A study by University of Washington psychologists shows some people continue to drink heavily because of perceived positive effects, despite experiencing negative effects such as hangovers, fights and regrettable dating situations.
According to participants in the study, boosts of courage, chattiness and other social benefits of drinking outweigh its harms, which they generally did not consider as strong deterrents.
The findings offer a new direction for programs targeting binge drinking, which tend to limit their focus to avoiding alcohol’s ill effects rather than considering its rewards.
“This study suggest why some people can experience a lot of bad consequences of drinking but not change their behavior,” said Kevin King, co-author and UW assistant professor of psychology.
“People think, ‘It’s not going to happen to me’ or ‘I’ll never drink that much again.’ They do not seem to associate their own heavy drinking with negative consequences,” he said.
The paper was published online in Psychology of Addictive Behaviors.
Nearly 500 college students completed an online survey measuring their drinking habits during the previous year. The survey assessed how often the participants had experienced 35 different negative consequences of drinking, such as blackouts, fights, hangovers, missed classes and work, and lost or stolen belongings, as well as 14 positive effects of drinking, including better conversational and joke-telling abilities, improved sexual encounters and more energy to stay up late partying and dancing.
The researchers also measured the participants’ beliefs about how likely all of these drinking consequences would happen again and how positive or negative they were.
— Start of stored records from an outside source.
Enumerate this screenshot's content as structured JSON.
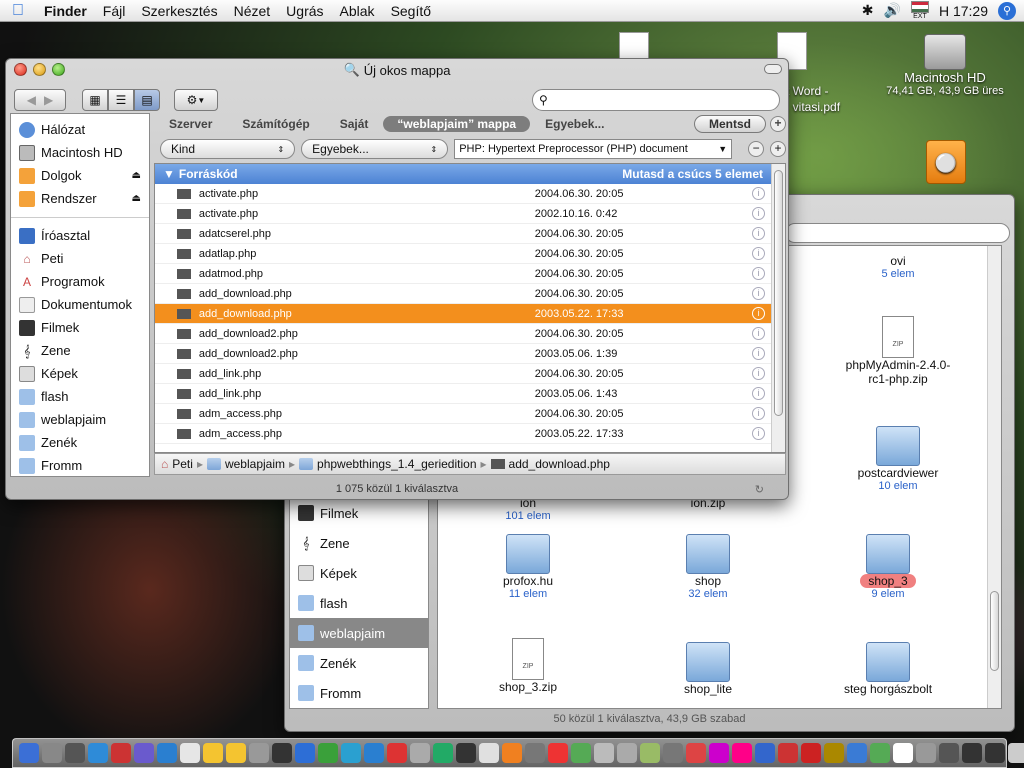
{
  "menubar": {
    "app": "Finder",
    "items": [
      "Fájl",
      "Szerkesztés",
      "Nézet",
      "Ugrás",
      "Ablak",
      "Segítő"
    ],
    "clock": "H 17:29",
    "flag_label": "EXT"
  },
  "desktop": {
    "hd_name": "Macintosh HD",
    "hd_info": "74,41 GB, 43,9 GB üres",
    "doc1_label": "t Word -",
    "doc2_label": ". vitasi.pdf"
  },
  "front": {
    "title": "Új okos mappa",
    "search": {
      "value": "",
      "placeholder": ""
    },
    "sidebar_devices": [
      {
        "label": "Hálózat",
        "icon": "globe-icon",
        "eject": false
      },
      {
        "label": "Macintosh HD",
        "icon": "hard-drive-icon",
        "eject": false
      },
      {
        "label": "Dolgok",
        "icon": "disk-icon",
        "eject": true
      },
      {
        "label": "Rendszer",
        "icon": "disk-icon",
        "eject": true
      }
    ],
    "sidebar_places": [
      {
        "label": "Íróasztal",
        "icon": "desktop-icon"
      },
      {
        "label": "Peti",
        "icon": "home-icon"
      },
      {
        "label": "Programok",
        "icon": "applications-icon"
      },
      {
        "label": "Dokumentumok",
        "icon": "documents-icon"
      },
      {
        "label": "Filmek",
        "icon": "movies-icon"
      },
      {
        "label": "Zene",
        "icon": "music-icon"
      },
      {
        "label": "Képek",
        "icon": "pictures-icon"
      },
      {
        "label": "flash",
        "icon": "folder-icon"
      },
      {
        "label": "weblapjaim",
        "icon": "folder-icon"
      },
      {
        "label": "Zenék",
        "icon": "folder-icon"
      },
      {
        "label": "Fromm",
        "icon": "folder-icon"
      }
    ],
    "scope": [
      "Szerver",
      "Számítógép",
      "Saját",
      "“weblapjaim” mappa",
      "Egyebek..."
    ],
    "scope_selected": 3,
    "save_label": "Mentsd",
    "criteria": {
      "attr": "Kind",
      "op": "Egyebek...",
      "value": "PHP: Hypertext Preprocessor (PHP) document"
    },
    "group": {
      "title": "Forráskód",
      "action": "Mutasd a csúcs 5 elemet"
    },
    "rows": [
      {
        "name": "activate.php",
        "date": "2004.06.30. 20:05"
      },
      {
        "name": "activate.php",
        "date": "2002.10.16. 0:42"
      },
      {
        "name": "adatcserel.php",
        "date": "2004.06.30. 20:05"
      },
      {
        "name": "adatlap.php",
        "date": "2004.06.30. 20:05"
      },
      {
        "name": "adatmod.php",
        "date": "2004.06.30. 20:05"
      },
      {
        "name": "add_download.php",
        "date": "2004.06.30. 20:05"
      },
      {
        "name": "add_download.php",
        "date": "2003.05.22. 17:33",
        "selected": true
      },
      {
        "name": "add_download2.php",
        "date": "2004.06.30. 20:05"
      },
      {
        "name": "add_download2.php",
        "date": "2003.05.06. 1:39"
      },
      {
        "name": "add_link.php",
        "date": "2004.06.30. 20:05"
      },
      {
        "name": "add_link.php",
        "date": "2003.05.06. 1:43"
      },
      {
        "name": "adm_access.php",
        "date": "2004.06.30. 20:05"
      },
      {
        "name": "adm_access.php",
        "date": "2003.05.22. 17:33"
      }
    ],
    "path": [
      "Peti",
      "weblapjaim",
      "phpwebthings_1.4_geriedition",
      "add_download.php"
    ],
    "status": "1 075 közül 1 kiválasztva"
  },
  "back": {
    "sidebar": [
      {
        "label": "Filmek",
        "icon": "movies-icon"
      },
      {
        "label": "Zene",
        "icon": "music-icon"
      },
      {
        "label": "Képek",
        "icon": "pictures-icon"
      },
      {
        "label": "flash",
        "icon": "folder-icon"
      },
      {
        "label": "weblapjaim",
        "icon": "folder-icon",
        "selected": true
      },
      {
        "label": "Zenék",
        "icon": "folder-icon"
      },
      {
        "label": "Fromm",
        "icon": "folder-icon"
      }
    ],
    "items": [
      {
        "name": "ovi",
        "count": "5 elem",
        "type": "folder"
      },
      {
        "name": "phpMyAdmin-2.4.0-rc1-php.zip",
        "count": "",
        "type": "zip"
      },
      {
        "name": "postcardviewer",
        "count": "10 elem",
        "type": "folder"
      },
      {
        "name": "ion",
        "count": "101 elem",
        "type": "partial"
      },
      {
        "name": "ion.zip",
        "count": "",
        "type": "partial"
      },
      {
        "name": "profox.hu",
        "count": "11 elem",
        "type": "folder"
      },
      {
        "name": "shop",
        "count": "32 elem",
        "type": "folder"
      },
      {
        "name": "shop_3",
        "count": "9 elem",
        "type": "folder",
        "highlight": true
      },
      {
        "name": "shop_3.zip",
        "count": "",
        "type": "zip"
      },
      {
        "name": "shop_lite",
        "count": "",
        "type": "folder"
      },
      {
        "name": "steg horgászbolt",
        "count": "",
        "type": "folder"
      }
    ],
    "status": "50 közül 1 kiválasztva, 43,9 GB szabad"
  },
  "colors": {
    "selection": "#f38f1d",
    "group_header": "#4c82d4",
    "label_red": "#f08080"
  }
}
Participants rated the upsides to drinking as more positive and likely to happen in the future, a finding the researchers call “rose-colored beer goggles.”
“It’s as though they think that the good effects of drinking keep getting better and more likely to happen again,” said Diane Logan, lead author and a UW clinical psychology graduate student.
Respondents’ perceptions of drinking’s negative consequences differed according to how many bad experiences they had had. Those who experienced a small to moderate number of ill effects of drinking did not consider the experiences to be not so bad and did not think that they were any more likely to experience them again compared with students who hadn’t experienced them.
The researchers call this cognitive-dissonance reasoning. It leads to people, on the morning after a night of heavy partying, telling themselves “I’ll never drink that much again” or “I threw up that one time, but that’s not me; I won’t do it again.” Or, it may be that once a bad consequence of drinking happens, people think that it wasn’t really as bad as they initially thought, the researchers speculated.
But the participants reporting the most bad experiences rated the episodes as more negative and more likely to happen again. “Until high levels of negative consequences are experienced, participants aren’t deterred by the ill effects of drinking,” Logan said.
The findings have implications for alcohol intervention programs for college students, which tend to focus on how to avoid the negative consequences of drinking. “We should take into account how people don’t think of negative consequences as all that bad or likely to happen again,” Logan said, adding that factoring in how people view alcohol’s positive effects “might have a bigger impact” on drinking habits.
She suggests a risk reduction approach by helping people reduce their drinking such that they still get some of the positive effects while avoiding many of the negative and recommends training exercises to increase social skills in the absence of alcohol.
The National Institute on Alcohol Abuse and Alcoholism funded the study. Co-authors are Teague Henry, a UW psychology undergraduate student; Matthew Vaughn, a former UW psychology undergraduate student; and Jeremy Luk, a UW psychology graduate student.